That sex in advertising and headlines sells is an old, old platitude. But a new study appears to be deflating that notion.
According to a study conducted by researchers at the University of Illinois, people do tend to remember ads with sexual appeal or half-naked models. But that does not necessarily translate into loyalty and interest in the brand, or more people buying the product. And sometimes, it even put people off the products.
With the Indian ad industry heavily sexualising every female celebrity from Katrina Kaif drinking mango juice to Deepika Padukone licking Dairy Milk off herself, will this market study give advertisers writers’ block forever?
Maybe another trend will jump to its rescue. ‘Femvertising’ is getting pretty big in India, as every kind of product from shampoo to washing machines are using that very slippery phrase ‘female empowerment’ to sell their wares. So Dove India has a campaign which rails against Indian standards of beauty by featuring a montage of women with different skin complexions and body types.
And on Women’s Day this March, Oriflame’s ad highlighted the difficulties faced by women (or to be more precise, Superwomen) juggling a career and all the housework. You could accuse some ads of latching onto the women empowerment bandwagon, and the UN ‘unbeatable woman’ ad last year is a prime example of how that works. But others, as a recent study in The Conversation concludes, have at least begun to provoke conversations that needed to happen — Biba’s Change is Beautiful campaign, for instance, talks about arranged marriage or dowry and men’s complicity in it.

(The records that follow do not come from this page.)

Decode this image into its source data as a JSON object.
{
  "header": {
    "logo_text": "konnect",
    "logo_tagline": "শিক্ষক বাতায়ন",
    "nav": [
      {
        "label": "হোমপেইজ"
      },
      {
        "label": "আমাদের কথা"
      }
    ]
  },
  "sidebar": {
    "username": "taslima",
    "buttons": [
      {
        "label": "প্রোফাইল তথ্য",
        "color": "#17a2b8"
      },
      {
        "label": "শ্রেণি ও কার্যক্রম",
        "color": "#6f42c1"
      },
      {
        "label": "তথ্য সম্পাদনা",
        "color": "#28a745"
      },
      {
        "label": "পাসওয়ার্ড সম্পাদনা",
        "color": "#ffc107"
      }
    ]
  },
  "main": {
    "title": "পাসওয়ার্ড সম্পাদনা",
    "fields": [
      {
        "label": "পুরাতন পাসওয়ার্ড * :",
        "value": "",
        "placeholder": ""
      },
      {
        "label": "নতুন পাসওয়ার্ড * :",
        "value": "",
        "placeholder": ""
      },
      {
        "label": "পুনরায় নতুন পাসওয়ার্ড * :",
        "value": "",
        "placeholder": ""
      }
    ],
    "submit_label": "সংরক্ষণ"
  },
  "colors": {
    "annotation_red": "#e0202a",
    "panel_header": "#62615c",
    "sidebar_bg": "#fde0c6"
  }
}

Will the new shifts in consumer reactions to ‘sexy’ ads give us a future in which ads that do not hyper-sexualise women is a real possibility? Or will the new ‘female empowerment’ ad brigade replace them, and is that something to celebrate?